To do:
Draw out every line with the word "content" from the listing below.

Input data:
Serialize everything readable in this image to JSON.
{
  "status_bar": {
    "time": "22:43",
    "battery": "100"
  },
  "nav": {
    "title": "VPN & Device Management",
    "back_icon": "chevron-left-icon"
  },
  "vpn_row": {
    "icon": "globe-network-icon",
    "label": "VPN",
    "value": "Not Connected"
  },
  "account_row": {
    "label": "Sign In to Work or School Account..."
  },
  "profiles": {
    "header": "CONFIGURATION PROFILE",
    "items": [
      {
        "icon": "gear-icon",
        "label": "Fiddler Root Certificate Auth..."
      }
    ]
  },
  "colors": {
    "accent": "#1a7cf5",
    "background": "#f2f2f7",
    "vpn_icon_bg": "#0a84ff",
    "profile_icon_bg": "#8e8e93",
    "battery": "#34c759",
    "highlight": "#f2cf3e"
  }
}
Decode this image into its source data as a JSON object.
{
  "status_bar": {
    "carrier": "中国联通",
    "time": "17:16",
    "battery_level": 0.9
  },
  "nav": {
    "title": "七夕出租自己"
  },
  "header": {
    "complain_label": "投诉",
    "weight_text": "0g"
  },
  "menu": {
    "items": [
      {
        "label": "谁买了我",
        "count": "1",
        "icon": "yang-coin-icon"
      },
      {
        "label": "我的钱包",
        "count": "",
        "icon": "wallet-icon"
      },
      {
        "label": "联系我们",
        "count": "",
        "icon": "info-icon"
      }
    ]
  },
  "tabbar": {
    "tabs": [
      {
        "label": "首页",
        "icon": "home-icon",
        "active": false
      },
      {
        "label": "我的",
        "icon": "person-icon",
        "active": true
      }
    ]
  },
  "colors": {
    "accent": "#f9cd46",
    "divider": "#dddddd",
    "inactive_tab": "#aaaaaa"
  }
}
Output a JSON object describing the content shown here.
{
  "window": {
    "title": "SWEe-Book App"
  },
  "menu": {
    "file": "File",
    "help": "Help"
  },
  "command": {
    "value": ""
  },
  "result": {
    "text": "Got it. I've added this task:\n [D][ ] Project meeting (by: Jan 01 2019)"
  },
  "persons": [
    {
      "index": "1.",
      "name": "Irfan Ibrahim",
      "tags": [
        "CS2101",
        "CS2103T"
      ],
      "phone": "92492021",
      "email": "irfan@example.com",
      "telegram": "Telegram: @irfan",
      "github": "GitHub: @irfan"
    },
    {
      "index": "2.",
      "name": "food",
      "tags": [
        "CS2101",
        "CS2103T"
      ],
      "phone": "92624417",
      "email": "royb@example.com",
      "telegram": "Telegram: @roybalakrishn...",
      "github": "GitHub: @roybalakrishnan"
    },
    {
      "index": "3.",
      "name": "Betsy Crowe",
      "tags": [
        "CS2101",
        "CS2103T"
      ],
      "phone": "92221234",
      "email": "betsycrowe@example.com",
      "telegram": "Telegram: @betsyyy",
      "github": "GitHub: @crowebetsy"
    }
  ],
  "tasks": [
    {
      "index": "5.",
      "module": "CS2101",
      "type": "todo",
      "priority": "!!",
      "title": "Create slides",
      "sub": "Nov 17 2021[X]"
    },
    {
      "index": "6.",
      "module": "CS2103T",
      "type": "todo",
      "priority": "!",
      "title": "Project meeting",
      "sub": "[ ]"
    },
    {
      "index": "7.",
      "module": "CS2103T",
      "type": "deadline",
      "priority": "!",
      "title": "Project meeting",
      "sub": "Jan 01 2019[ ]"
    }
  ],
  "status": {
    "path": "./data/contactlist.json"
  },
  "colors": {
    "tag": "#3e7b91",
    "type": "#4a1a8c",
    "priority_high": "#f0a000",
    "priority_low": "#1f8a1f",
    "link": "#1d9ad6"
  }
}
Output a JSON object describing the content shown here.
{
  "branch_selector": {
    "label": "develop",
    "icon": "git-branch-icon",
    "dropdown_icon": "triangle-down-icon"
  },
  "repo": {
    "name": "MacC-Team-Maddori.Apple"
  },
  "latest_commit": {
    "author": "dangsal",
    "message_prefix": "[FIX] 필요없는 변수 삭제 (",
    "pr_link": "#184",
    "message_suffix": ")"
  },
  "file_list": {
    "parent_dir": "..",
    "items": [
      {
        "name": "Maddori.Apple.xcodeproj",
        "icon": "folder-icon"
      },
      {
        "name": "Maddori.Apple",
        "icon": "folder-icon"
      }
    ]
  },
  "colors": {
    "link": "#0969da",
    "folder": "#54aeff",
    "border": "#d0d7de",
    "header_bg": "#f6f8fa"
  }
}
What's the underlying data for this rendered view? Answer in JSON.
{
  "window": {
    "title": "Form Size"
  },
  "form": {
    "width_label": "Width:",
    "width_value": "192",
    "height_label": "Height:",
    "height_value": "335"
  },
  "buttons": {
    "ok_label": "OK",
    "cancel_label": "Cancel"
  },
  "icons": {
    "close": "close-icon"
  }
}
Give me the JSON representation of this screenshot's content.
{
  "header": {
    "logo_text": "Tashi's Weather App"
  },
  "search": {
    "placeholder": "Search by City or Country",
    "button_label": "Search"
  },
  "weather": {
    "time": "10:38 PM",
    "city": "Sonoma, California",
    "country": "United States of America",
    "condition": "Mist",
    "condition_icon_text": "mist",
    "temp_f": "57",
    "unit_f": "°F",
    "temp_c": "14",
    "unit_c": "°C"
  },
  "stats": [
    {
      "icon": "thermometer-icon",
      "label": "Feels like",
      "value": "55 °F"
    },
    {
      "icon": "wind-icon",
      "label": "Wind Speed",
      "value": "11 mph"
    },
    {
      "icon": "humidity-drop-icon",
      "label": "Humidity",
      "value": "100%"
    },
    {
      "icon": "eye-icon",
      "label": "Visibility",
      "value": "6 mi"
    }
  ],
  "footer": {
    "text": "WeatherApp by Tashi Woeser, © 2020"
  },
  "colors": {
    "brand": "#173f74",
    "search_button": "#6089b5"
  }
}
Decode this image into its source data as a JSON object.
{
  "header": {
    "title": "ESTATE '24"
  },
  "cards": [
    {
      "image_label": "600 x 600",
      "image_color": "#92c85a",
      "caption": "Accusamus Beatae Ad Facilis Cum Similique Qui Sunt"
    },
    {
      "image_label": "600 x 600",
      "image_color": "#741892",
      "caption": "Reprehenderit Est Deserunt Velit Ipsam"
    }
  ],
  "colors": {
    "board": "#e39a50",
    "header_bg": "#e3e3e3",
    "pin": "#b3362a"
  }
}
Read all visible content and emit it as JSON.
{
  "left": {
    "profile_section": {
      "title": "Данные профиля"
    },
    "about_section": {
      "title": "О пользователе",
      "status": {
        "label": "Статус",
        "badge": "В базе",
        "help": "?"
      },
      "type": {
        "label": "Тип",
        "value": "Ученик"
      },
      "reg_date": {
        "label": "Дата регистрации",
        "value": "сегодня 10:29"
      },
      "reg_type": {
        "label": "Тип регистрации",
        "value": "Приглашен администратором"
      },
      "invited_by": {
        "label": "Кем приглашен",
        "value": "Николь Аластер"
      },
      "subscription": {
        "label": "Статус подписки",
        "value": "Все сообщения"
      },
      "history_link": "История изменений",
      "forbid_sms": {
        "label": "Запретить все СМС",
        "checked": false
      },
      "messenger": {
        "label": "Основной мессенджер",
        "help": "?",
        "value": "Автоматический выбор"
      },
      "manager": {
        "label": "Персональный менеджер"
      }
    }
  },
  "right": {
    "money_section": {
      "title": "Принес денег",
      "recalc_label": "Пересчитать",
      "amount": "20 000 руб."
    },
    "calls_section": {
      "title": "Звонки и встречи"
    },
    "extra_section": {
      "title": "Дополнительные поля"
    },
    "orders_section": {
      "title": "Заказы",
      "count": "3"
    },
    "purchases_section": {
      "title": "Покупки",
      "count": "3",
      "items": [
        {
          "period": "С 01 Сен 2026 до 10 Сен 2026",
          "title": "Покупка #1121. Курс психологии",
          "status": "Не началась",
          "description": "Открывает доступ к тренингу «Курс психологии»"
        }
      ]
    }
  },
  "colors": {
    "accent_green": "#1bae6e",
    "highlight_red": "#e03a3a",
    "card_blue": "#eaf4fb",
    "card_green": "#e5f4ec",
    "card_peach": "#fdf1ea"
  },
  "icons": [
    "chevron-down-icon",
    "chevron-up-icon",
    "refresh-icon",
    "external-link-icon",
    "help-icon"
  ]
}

Answer area:
Output a JSON object describing the content shown here.
Output a JSON object describing the content shown here.
Give me the JSON representation of this screenshot's content.
Read all visible content and emit it as JSON.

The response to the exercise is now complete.